—“What is irrealism?”, by G.S. Evans (x)

I don’t understand how this genre differs from surrealism or magic realism, but this is a good analysis of it regardless.

Worldbuilding seems to be key here. Irreal, surreal, or magic realist literature refuses to worldbuild in a coherent fashion.

A false emblem

“One will wonder quite reasonably why tigers and not leopards or jaguars? I can only respond that spots displease me and not stripes. If I were to write leopard in place of tiger the reader would immediately intuit that I was lying.”

—Jorge Luis Borges, as translated by Christopher Mulrooney (found here)

I love this but I’m not sure I understand or agree.
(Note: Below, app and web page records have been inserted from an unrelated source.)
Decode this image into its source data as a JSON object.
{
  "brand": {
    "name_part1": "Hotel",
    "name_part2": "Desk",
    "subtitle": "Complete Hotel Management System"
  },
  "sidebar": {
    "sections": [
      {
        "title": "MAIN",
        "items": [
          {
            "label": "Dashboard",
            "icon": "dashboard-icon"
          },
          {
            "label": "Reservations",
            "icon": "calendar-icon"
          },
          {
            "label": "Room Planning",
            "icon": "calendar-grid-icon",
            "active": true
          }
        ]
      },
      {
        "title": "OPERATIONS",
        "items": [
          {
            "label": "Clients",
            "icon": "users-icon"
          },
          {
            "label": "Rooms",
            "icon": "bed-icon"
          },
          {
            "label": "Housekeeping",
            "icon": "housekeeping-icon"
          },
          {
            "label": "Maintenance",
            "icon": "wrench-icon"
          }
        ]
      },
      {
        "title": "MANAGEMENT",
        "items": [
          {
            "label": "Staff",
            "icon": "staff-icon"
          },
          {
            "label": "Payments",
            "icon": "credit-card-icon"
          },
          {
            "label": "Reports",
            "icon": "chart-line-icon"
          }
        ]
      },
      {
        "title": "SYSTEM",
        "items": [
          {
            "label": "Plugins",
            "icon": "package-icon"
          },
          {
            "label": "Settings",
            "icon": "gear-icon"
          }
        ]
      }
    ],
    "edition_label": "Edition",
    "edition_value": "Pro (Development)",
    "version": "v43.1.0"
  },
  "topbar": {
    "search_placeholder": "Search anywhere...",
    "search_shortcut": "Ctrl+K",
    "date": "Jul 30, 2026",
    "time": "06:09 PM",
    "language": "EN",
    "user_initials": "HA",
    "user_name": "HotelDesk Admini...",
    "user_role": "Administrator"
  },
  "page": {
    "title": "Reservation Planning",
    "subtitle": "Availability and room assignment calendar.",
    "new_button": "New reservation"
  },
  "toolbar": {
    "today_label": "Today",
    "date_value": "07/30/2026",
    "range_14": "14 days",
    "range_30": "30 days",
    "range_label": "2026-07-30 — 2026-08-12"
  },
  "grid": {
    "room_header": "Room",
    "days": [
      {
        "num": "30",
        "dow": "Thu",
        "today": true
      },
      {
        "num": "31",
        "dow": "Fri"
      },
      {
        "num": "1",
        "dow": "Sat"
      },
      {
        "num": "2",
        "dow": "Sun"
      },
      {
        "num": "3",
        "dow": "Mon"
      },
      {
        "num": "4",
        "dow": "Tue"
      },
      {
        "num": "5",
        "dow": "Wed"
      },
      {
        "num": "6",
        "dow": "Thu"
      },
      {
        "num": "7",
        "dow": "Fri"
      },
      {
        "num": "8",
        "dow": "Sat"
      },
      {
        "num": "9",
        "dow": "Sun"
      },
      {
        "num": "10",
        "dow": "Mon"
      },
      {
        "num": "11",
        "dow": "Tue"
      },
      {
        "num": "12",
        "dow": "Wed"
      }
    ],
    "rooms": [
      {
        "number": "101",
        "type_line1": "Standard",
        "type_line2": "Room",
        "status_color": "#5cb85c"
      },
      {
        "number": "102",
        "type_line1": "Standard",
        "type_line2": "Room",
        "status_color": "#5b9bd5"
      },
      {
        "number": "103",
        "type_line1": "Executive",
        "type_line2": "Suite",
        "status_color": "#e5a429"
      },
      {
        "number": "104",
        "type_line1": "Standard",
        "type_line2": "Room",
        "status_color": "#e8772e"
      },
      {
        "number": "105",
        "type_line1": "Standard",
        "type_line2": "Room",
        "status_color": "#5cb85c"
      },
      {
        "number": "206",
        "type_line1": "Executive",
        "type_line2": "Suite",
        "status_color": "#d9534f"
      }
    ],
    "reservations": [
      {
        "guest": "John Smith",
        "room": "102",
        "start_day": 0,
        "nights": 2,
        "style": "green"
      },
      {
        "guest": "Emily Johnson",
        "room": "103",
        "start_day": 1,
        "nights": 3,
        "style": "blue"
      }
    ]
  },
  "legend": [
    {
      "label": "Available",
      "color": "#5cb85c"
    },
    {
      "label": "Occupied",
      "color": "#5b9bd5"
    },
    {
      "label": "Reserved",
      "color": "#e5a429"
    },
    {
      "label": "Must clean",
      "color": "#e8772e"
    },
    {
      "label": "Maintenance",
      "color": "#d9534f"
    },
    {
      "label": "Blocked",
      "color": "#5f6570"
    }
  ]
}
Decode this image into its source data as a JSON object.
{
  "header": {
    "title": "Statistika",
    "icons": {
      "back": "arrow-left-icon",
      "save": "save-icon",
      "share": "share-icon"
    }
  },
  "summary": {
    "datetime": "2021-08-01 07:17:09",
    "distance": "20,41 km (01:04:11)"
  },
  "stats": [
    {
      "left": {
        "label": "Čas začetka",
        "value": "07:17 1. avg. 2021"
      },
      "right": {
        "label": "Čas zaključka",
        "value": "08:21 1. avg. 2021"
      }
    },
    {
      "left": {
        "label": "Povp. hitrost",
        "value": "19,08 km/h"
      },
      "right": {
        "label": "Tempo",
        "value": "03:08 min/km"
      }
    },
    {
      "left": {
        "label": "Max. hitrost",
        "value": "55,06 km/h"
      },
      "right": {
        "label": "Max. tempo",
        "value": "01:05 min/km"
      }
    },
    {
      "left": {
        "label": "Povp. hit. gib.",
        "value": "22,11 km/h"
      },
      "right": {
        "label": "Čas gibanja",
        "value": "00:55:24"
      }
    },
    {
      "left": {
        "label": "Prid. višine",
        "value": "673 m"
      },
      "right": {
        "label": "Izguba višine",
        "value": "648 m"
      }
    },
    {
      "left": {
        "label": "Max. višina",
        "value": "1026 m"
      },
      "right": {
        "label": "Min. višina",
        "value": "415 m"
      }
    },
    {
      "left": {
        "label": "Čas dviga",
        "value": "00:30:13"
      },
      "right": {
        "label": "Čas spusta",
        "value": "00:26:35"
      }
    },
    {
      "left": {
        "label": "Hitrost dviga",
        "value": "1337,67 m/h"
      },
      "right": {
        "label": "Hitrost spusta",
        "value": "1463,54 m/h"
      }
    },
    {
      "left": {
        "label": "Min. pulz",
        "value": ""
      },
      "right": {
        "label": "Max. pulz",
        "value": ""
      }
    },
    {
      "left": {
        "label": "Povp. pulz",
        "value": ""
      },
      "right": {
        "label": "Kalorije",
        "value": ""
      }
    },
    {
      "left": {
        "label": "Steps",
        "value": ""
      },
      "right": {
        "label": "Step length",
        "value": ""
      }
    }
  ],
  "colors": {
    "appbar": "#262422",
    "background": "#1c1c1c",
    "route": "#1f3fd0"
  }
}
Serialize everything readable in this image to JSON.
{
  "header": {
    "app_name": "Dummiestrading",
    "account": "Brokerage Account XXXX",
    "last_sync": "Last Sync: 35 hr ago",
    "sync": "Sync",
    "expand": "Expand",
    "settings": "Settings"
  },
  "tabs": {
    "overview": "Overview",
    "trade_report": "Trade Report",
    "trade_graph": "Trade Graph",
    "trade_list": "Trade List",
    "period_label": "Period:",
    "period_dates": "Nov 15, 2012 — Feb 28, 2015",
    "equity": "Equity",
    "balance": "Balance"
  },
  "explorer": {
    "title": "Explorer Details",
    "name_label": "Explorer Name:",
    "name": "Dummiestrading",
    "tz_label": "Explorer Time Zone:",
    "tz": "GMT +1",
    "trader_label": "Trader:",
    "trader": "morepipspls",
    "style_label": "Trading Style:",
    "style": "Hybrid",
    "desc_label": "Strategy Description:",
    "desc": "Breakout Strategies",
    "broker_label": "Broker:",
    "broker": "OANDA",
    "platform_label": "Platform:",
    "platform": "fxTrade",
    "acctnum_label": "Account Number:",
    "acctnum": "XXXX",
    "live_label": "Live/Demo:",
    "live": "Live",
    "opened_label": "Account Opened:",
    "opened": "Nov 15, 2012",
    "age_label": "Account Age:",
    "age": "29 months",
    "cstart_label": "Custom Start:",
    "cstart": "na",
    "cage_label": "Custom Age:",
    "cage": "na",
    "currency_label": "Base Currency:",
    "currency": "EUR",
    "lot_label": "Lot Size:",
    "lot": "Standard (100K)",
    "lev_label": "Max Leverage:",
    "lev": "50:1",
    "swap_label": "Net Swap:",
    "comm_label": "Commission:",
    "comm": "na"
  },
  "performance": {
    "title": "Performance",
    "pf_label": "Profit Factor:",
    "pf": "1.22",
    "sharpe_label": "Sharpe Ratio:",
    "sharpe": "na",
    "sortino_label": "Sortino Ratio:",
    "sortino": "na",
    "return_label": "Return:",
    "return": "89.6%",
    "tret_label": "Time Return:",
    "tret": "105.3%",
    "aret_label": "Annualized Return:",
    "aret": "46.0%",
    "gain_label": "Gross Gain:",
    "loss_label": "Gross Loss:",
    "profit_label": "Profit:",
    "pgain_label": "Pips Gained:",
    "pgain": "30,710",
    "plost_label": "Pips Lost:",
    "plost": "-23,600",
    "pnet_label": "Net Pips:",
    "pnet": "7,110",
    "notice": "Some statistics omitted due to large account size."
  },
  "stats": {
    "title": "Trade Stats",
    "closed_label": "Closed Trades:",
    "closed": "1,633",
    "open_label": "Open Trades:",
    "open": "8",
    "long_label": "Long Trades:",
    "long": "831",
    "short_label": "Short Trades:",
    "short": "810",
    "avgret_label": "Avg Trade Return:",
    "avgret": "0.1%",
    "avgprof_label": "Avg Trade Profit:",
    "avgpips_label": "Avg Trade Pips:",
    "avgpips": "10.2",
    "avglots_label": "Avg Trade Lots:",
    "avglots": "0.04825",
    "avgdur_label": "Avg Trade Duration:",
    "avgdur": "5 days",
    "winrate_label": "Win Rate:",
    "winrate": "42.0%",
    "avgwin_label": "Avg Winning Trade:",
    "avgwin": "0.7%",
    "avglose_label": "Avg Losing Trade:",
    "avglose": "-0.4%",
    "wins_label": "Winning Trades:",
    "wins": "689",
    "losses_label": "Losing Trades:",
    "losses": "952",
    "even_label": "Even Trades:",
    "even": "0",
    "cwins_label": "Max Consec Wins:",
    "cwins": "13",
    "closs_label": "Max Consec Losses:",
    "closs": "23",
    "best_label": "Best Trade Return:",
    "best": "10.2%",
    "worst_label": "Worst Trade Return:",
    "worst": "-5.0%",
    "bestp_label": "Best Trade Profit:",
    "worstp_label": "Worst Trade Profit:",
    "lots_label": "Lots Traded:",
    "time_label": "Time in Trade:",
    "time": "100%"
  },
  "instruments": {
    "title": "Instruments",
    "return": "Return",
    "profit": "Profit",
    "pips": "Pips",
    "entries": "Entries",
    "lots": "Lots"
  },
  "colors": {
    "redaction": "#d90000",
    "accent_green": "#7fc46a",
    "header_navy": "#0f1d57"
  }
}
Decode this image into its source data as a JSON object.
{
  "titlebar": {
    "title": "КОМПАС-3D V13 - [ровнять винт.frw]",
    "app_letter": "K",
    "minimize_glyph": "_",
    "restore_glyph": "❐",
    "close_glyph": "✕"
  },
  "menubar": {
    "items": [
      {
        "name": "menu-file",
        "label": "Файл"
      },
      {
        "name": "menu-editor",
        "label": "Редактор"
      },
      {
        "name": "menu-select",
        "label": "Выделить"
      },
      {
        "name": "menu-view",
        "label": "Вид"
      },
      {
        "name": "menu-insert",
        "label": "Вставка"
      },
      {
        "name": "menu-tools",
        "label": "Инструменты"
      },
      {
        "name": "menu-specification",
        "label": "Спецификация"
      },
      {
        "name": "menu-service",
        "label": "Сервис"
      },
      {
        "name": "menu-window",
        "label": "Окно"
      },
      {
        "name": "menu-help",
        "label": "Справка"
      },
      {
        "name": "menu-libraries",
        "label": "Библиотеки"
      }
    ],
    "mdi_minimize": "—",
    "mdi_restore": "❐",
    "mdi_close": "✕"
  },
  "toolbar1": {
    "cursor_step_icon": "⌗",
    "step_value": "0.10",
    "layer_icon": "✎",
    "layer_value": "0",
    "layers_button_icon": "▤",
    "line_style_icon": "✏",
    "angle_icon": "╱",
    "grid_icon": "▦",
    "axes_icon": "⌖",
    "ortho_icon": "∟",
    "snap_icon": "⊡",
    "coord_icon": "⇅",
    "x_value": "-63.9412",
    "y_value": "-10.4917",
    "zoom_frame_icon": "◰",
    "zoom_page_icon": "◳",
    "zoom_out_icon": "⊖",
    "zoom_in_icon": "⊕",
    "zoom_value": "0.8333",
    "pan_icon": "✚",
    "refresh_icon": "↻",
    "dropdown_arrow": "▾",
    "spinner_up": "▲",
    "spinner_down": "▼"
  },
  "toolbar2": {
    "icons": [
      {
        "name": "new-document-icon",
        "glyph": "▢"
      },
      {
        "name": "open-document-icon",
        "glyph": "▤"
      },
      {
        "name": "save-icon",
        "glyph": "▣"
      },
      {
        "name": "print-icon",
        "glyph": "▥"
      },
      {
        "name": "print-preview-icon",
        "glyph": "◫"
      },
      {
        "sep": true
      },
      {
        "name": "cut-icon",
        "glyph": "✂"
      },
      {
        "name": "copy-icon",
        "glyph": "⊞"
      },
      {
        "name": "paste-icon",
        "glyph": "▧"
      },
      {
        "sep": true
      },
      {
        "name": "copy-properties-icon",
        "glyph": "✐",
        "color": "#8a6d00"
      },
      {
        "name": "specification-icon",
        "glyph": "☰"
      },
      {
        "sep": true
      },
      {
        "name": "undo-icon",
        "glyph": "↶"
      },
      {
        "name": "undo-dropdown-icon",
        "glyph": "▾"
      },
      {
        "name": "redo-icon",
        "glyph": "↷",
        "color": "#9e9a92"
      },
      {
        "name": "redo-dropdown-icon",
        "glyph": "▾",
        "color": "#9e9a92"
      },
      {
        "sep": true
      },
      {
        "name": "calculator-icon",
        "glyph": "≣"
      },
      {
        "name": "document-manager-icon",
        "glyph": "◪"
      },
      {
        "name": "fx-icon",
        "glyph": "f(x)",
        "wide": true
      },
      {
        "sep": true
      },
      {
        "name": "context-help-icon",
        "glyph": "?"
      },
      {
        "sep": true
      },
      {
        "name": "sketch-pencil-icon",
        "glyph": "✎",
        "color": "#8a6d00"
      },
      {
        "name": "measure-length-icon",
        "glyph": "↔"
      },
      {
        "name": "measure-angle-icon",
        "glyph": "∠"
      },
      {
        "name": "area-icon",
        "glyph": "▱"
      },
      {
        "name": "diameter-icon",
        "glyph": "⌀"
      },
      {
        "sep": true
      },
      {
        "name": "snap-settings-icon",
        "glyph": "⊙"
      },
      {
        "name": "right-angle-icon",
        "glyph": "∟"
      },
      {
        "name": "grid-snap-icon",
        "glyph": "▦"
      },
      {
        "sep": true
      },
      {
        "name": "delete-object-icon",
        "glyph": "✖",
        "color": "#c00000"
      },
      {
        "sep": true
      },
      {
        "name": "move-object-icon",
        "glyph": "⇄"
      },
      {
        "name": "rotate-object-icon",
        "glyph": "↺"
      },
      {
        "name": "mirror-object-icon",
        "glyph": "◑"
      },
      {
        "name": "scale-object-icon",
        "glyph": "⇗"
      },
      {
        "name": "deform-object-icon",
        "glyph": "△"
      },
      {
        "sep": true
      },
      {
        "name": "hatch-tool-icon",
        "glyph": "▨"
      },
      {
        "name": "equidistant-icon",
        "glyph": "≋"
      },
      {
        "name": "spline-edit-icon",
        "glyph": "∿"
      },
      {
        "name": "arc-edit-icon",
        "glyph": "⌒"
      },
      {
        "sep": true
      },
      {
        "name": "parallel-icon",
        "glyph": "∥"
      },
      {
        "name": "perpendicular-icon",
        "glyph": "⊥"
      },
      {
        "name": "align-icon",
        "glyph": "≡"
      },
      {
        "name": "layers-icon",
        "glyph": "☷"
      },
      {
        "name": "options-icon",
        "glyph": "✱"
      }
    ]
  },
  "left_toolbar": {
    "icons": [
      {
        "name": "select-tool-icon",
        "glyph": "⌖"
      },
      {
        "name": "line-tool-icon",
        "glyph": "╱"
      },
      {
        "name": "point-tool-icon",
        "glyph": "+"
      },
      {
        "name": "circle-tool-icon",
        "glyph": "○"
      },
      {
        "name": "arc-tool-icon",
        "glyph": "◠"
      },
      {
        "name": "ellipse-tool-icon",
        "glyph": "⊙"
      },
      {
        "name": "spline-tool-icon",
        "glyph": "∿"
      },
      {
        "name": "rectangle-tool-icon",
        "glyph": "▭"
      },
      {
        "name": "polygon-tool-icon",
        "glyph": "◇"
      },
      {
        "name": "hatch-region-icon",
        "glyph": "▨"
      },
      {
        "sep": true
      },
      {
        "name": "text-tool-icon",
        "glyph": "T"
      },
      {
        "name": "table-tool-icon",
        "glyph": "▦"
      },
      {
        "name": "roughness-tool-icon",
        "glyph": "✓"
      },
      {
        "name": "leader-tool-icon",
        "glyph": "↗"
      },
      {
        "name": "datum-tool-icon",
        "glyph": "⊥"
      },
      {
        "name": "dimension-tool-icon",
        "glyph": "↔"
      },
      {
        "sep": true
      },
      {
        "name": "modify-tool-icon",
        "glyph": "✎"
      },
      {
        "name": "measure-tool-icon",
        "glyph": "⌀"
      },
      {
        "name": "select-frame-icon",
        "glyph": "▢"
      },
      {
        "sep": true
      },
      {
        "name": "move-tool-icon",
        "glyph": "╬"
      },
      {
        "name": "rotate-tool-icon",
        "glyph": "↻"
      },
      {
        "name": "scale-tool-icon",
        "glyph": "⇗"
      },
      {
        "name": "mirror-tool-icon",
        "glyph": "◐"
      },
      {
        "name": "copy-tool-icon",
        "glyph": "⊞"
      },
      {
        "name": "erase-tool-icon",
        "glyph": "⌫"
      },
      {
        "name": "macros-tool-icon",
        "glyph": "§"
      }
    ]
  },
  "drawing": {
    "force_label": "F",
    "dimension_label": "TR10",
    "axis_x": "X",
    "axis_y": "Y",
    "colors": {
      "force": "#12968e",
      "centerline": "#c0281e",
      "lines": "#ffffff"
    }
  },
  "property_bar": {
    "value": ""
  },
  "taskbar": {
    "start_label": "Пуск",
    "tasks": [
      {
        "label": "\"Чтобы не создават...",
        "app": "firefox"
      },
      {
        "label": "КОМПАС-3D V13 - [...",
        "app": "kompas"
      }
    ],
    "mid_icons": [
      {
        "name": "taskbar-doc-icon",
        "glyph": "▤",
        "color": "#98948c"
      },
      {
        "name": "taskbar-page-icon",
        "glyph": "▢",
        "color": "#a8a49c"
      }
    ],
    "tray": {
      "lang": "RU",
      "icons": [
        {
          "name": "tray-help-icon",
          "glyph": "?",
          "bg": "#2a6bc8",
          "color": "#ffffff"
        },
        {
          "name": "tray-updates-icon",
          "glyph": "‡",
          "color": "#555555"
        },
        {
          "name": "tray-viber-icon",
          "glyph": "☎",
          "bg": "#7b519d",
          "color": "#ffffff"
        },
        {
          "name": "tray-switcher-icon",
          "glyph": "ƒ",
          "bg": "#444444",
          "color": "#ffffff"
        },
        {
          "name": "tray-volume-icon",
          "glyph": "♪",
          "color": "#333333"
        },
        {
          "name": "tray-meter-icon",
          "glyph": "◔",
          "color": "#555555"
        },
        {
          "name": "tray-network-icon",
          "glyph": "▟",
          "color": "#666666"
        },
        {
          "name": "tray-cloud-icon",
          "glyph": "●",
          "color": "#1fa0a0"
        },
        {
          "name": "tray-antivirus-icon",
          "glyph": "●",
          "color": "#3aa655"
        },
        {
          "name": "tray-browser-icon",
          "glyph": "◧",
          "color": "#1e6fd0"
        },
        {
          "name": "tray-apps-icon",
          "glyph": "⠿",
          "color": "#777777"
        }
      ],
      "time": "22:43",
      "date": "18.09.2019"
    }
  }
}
Surely we all disguise our experiences, at least in fiction, by substituting one specific detail for another. Surely readers can’t read our minds and understand that this particular symbol or emblem is a false one. It seems to me that including true details (like the names of real people we’ve known) serves only a private purpose, a magical purpose.

On an unrelated note, Mulrooney removes Borges’ comma from that last sentence. I wonder why? Perhaps the Spanish original has a flat or abrupt or emphatic tone that’s best captured in English by eliminating the pause.

Haha yes this

“I don’t believe in craft in the abstract—each individual novel is its own rule book, training ground, factory, and independent republic.”

—Zadie Smith (x)

Do characters need to change?

“What most interests me is surprise, discovering a capacity for something—tenderness, violence, duplicity, hope—within a character that I didn’t expect to find. For me, this is profoundly different and infinitely more compelling than a character who ‘changes.’ I’m not one of these folks who believe that stories are always about change or that there needs to be a Joycean epiphany three-quarters through a short story. In fact, such rigidness smacks a little of hogwash to me. So often the so-called changes in characters feel manufactured, crowbarred into the plot.

“When the ‘change’ feels beautiful and natural and, to invoke the workshop term, ‘earned,’ I think it’s because the character has confirmed what we’ve hoped or suspected all along. Maybe the character hasn’t changed at all, but rather has finally been put in a situation where her truest self can be revealed.”

—Bret Anthony Johnston (x)